§ **Brief**
Output all the entries below. Each must match exactly.

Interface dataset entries
━━━━━━━━━━

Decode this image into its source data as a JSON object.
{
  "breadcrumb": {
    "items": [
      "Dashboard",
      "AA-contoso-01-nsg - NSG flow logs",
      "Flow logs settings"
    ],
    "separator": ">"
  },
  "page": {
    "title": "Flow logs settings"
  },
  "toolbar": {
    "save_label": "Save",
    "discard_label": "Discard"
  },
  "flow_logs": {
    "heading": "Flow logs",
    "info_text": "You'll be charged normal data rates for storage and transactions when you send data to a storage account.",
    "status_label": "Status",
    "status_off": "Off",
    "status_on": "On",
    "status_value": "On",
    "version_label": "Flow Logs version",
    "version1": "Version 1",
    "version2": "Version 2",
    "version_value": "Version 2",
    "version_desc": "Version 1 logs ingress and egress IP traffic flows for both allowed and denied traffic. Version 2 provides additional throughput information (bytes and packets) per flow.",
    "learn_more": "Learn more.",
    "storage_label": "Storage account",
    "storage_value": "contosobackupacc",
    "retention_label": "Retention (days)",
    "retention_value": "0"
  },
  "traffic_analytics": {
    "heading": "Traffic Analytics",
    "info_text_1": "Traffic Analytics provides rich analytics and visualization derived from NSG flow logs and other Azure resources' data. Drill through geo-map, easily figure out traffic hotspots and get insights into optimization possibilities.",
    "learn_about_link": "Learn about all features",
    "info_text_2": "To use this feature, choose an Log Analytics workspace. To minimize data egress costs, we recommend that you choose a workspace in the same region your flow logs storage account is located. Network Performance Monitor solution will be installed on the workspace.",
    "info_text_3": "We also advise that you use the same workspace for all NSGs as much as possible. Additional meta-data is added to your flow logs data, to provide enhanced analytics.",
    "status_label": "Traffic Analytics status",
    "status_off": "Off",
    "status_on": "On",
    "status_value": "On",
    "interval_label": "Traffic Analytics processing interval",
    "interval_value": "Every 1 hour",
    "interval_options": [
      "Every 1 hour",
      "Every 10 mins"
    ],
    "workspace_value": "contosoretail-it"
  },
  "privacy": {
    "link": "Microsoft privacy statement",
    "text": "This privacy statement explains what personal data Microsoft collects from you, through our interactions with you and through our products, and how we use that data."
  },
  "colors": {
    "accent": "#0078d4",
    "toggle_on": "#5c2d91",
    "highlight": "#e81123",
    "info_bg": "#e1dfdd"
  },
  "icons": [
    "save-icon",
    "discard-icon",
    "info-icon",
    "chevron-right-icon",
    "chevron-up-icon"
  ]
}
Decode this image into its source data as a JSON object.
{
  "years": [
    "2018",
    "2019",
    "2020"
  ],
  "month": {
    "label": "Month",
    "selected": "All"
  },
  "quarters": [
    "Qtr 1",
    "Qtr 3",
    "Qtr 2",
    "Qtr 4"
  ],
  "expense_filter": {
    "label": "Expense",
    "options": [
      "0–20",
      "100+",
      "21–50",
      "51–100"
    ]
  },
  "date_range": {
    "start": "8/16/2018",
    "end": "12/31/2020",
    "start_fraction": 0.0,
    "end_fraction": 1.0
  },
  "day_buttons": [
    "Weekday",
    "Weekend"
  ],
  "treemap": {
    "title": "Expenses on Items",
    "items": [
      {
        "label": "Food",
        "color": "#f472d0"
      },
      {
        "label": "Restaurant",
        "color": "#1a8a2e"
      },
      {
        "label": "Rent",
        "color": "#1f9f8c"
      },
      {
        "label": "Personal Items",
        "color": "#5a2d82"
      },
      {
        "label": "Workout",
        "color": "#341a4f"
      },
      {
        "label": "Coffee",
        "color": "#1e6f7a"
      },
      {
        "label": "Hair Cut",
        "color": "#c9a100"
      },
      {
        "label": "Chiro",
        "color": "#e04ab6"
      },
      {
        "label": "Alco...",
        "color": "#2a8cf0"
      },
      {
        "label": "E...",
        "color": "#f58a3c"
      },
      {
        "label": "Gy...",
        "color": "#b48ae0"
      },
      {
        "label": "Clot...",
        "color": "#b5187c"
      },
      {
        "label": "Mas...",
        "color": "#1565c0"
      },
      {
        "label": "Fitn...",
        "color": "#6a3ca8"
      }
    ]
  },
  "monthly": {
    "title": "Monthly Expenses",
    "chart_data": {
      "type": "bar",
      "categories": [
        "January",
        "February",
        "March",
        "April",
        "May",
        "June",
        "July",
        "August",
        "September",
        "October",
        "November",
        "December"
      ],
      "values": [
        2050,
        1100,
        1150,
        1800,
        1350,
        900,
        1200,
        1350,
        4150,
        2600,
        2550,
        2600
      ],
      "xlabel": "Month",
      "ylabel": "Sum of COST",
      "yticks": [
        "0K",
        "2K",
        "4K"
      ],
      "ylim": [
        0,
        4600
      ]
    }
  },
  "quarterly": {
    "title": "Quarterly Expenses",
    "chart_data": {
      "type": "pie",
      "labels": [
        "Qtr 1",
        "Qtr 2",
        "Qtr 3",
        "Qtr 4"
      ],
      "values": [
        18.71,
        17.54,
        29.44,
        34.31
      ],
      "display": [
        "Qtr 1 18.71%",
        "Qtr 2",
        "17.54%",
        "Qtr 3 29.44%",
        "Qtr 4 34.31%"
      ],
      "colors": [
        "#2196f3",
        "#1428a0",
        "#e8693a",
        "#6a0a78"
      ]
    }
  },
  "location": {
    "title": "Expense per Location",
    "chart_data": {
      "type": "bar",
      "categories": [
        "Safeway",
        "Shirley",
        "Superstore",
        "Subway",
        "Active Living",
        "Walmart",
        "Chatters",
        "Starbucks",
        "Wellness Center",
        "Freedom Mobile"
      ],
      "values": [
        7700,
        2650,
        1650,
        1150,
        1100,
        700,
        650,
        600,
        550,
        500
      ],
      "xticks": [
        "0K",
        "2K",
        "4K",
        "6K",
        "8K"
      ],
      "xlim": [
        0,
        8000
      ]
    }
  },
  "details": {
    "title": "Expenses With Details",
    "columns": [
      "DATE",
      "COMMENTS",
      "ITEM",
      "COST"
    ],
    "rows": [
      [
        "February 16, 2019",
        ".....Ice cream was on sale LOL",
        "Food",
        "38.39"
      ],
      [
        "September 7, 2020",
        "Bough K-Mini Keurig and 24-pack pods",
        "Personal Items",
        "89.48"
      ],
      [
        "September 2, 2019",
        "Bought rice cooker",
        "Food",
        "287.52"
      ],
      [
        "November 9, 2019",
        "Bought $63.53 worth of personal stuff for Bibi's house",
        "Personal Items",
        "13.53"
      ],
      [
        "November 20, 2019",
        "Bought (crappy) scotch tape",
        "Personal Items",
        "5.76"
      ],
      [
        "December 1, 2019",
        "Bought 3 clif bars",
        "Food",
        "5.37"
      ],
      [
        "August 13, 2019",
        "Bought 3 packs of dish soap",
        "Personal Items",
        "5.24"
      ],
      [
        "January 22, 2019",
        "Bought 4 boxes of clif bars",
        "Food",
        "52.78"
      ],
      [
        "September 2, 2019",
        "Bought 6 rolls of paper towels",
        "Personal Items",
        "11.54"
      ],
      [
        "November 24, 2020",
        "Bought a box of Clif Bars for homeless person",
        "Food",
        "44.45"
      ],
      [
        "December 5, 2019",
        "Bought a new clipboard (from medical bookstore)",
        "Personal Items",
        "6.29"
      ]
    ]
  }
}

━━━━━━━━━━

§ **Task response**
Decode this image into its source data as a JSON object.
{
  "breadcrumb": {
    "items": [
      "Dashboard",
      "AA-contoso-01-nsg - NSG flow logs",
      "Flow logs settings"
    ],
    "separator": ">"
  },
  "page": {
    "title": "Flow logs settings"
  },
  "toolbar": {
    "save_label": "Save",
    "discard_label": "Discard"
  },
  "flow_logs": {
    "heading": "Flow logs",
    "info_text": "You'll be charged normal data rates for storage and transactions when you send data to a storage account.",
    "status_label": "Status",
    "status_off": "Off",
    "status_on": "On",
    "status_value": "On",
    "version_label": "Flow Logs version",
    "version1": "Version 1",
    "version2": "Version 2",
    "version_value": "Version 2",
    "version_desc": "Version 1 logs ingress and egress IP traffic flows for both allowed and denied traffic. Version 2 provides additional throughput information (bytes and packets) per flow.",
    "learn_more": "Learn more.",
    "storage_label": "Storage account",
    "storage_value": "contosobackupacc",
    "retention_label": "Retention (days)",
    "retention_value": "0"
  },
  "traffic_analytics": {
    "heading": "Traffic Analytics",
    "info_text_1": "Traffic Analytics provides rich analytics and visualization derived from NSG flow logs and other Azure resources' data. Drill through geo-map, easily figure out traffic hotspots and get insights into optimization possibilities.",
    "learn_about_link": "Learn about all features",
    "info_text_2": "To use this feature, choose an Log Analytics workspace. To minimize data egress costs, we recommend that you choose a workspace in the same region your flow logs storage account is located. Network Performance Monitor solution will be installed on the workspace.",
    "info_text_3": "We also advise that you use the same workspace for all NSGs as much as possible. Additional meta-data is added to your flow logs data, to provide enhanced analytics.",
    "status_label": "Traffic Analytics status",
    "status_off": "Off",
    "status_on": "On",
    "status_value": "On",
    "interval_label": "Traffic Analytics processing interval",
    "interval_value": "Every 1 hour",
    "interval_options": [
      "Every 1 hour",
      "Every 10 mins"
    ],
    "workspace_value": "contosoretail-it"
  },
  "privacy": {
    "link": "Microsoft privacy statement",
    "text": "This privacy statement explains what personal data Microsoft collects from you, through our interactions with you and through our products, and how we use that data."
  },
  "colors": {
    "accent": "#0078d4",
    "toggle_on": "#5c2d91",
    "highlight": "#e81123",
    "info_bg": "#e1dfdd"
  },
  "icons": [
    "save-icon",
    "discard-icon",
    "info-icon",
    "chevron-right-icon",
    "chevron-up-icon"
  ]
}
Decode this image into its source data as a JSON object.
{
  "years": [
    "2018",
    "2019",
    "2020"
  ],
  "month": {
    "label": "Month",
    "selected": "All"
  },
  "quarters": [
    "Qtr 1",
    "Qtr 3",
    "Qtr 2",
    "Qtr 4"
  ],
  "expense_filter": {
    "label": "Expense",
    "options": [
      "0–20",
      "100+",
      "21–50",
      "51–100"
    ]
  },
  "date_range": {
    "start": "8/16/2018",
    "end": "12/31/2020",
    "start_fraction": 0.0,
    "end_fraction": 1.0
  },
  "day_buttons": [
    "Weekday",
    "Weekend"
  ],
  "treemap": {
    "title": "Expenses on Items",
    "items": [
      {
        "label": "Food",
        "color": "#f472d0"
      },
      {
        "label": "Restaurant",
        "color": "#1a8a2e"
      },
      {
        "label": "Rent",
        "color": "#1f9f8c"
      },
      {
        "label": "Personal Items",
        "color": "#5a2d82"
      },
      {
        "label": "Workout",
        "color": "#341a4f"
      },
      {
        "label": "Coffee",
        "color": "#1e6f7a"
      },
      {
        "label": "Hair Cut",
        "color": "#c9a100"
      },
      {
        "label": "Chiro",
        "color": "#e04ab6"
      },
      {
        "label": "Alco...",
        "color": "#2a8cf0"
      },
      {
        "label": "E...",
        "color": "#f58a3c"
      },
      {
        "label": "Gy...",
        "color": "#b48ae0"
      },
      {
        "label": "Clot...",
        "color": "#b5187c"
      },
      {
        "label": "Mas...",
        "color": "#1565c0"
      },
      {
        "label": "Fitn...",
        "color": "#6a3ca8"
      }
    ]
  },
  "monthly": {
    "title": "Monthly Expenses",
    "chart_data": {
      "type": "bar",
      "categories": [
        "January",
        "February",
        "March",
        "April",
        "May",
        "June",
        "July",
        "August",
        "September",
        "October",
        "November",
        "December"
      ],
      "values": [
        2050,
        1100,
        1150,
        1800,
        1350,
        900,
        1200,
        1350,
        4150,
        2600,
        2550,
        2600
      ],
      "xlabel": "Month",
      "ylabel": "Sum of COST",
      "yticks": [
        "0K",
        "2K",
        "4K"
      ],
      "ylim": [
        0,
        4600
      ]
    }
  },
  "quarterly": {
    "title": "Quarterly Expenses",
    "chart_data": {
      "type": "pie",
      "labels": [
        "Qtr 1",
        "Qtr 2",
        "Qtr 3",
        "Qtr 4"
      ],
      "values": [
        18.71,
        17.54,
        29.44,
        34.31
      ],
      "display": [
        "Qtr 1 18.71%",
        "Qtr 2",
        "17.54%",
        "Qtr 3 29.44%",
        "Qtr 4 34.31%"
      ],
      "colors": [
        "#2196f3",
        "#1428a0",
        "#e8693a",
        "#6a0a78"
      ]
    }
  },
  "location": {
    "title": "Expense per Location",
    "chart_data": {
      "type": "bar",
      "categories": [
        "Safeway",
        "Shirley",
        "Superstore",
        "Subway",
        "Active Living",
        "Walmart",
        "Chatters",
        "Starbucks",
        "Wellness Center",
        "Freedom Mobile"
      ],
      "values": [
        7700,
        2650,
        1650,
        1150,
        1100,
        700,
        650,
        600,
        550,
        500
      ],
      "xticks": [
        "0K",
        "2K",
        "4K",
        "6K",
        "8K"
      ],
      "xlim": [
        0,
        8000
      ]
    }
  },
  "details": {
    "title": "Expenses With Details",
    "columns": [
      "DATE",
      "COMMENTS",
      "ITEM",
      "COST"
    ],
    "rows": [
      [
        "February 16, 2019",
        ".....Ice cream was on sale LOL",
        "Food",
        "38.39"
      ],
      [
        "September 7, 2020",
        "Bough K-Mini Keurig and 24-pack pods",
        "Personal Items",
        "89.48"
      ],
      [
        "September 2, 2019",
        "Bought rice cooker",
        "Food",
        "287.52"
      ],
      [
        "November 9, 2019",
        "Bought $63.53 worth of personal stuff for Bibi's house",
        "Personal Items",
        "13.53"
      ],
      [
        "November 20, 2019",
        "Bought (crappy) scotch tape",
        "Personal Items",
        "5.76"
      ],
      [
        "December 1, 2019",
        "Bought 3 clif bars",
        "Food",
        "5.37"
      ],
      [
        "August 13, 2019",
        "Bought 3 packs of dish soap",
        "Personal Items",
        "5.24"
      ],
      [
        "January 22, 2019",
        "Bought 4 boxes of clif bars",
        "Food",
        "52.78"
      ],
      [
        "September 2, 2019",
        "Bought 6 rolls of paper towels",
        "Personal Items",
        "11.54"
      ],
      [
        "November 24, 2020",
        "Bought a box of Clif Bars for homeless person",
        "Food",
        "44.45"
      ],
      [
        "December 5, 2019",
        "Bought a new clipboard (from medical bookstore)",
        "Personal Items",
        "6.29"
      ]
    ]
  }
}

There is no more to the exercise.